Exercise: Pull out every line from the listing that has the word "Path".

Extracted entries:
________________

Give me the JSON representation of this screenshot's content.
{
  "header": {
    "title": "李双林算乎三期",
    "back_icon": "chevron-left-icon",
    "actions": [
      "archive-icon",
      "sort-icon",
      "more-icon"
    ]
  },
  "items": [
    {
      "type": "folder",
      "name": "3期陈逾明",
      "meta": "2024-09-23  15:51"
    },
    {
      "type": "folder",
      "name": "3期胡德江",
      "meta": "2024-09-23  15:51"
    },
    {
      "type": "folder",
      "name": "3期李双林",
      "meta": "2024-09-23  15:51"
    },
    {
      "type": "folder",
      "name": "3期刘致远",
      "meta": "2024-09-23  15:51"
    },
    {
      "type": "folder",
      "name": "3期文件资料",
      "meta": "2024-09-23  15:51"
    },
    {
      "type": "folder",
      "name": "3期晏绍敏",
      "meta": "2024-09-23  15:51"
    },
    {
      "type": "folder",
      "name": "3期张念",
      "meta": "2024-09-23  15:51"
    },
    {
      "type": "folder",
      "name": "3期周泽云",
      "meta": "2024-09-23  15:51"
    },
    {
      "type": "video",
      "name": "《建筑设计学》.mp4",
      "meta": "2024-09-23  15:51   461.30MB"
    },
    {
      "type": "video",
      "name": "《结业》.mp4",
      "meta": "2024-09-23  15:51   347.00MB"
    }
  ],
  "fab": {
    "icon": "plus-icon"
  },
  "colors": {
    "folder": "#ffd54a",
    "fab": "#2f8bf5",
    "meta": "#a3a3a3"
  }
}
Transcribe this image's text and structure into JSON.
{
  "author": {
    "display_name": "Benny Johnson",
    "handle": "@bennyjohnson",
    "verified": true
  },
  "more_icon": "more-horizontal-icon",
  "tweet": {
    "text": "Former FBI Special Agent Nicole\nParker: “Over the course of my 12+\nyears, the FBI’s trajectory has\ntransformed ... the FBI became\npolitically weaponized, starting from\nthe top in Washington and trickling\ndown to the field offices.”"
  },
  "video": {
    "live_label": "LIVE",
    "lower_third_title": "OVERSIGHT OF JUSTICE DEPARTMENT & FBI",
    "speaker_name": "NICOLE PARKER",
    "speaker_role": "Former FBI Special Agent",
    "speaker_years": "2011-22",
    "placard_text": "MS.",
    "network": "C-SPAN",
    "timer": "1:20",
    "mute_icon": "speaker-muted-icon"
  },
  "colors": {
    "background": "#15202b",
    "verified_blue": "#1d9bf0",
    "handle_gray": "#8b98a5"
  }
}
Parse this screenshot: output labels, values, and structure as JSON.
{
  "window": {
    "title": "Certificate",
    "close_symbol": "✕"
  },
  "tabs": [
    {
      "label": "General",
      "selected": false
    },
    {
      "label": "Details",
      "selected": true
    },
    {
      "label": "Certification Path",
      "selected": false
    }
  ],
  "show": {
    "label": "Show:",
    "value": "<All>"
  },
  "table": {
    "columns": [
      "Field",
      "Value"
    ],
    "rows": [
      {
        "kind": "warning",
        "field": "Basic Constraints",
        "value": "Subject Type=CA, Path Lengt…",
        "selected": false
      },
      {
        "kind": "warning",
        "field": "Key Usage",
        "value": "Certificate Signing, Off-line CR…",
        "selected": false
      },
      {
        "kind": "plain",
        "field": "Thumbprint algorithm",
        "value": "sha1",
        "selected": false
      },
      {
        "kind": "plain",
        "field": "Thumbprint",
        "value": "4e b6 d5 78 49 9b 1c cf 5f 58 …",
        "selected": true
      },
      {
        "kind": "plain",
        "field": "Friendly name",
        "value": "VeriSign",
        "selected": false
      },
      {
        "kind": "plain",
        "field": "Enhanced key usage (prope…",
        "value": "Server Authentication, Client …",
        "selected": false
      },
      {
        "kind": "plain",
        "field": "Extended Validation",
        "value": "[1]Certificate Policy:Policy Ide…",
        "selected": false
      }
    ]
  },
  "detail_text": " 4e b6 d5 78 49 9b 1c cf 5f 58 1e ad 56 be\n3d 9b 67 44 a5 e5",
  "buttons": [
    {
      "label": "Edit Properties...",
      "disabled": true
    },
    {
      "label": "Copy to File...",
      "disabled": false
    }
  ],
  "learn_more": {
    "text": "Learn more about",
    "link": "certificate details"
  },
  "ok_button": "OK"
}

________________

Answer for this exercise:
      "label": "Certification Path",
        "value": "Subject Type=CA, Path Lengt…",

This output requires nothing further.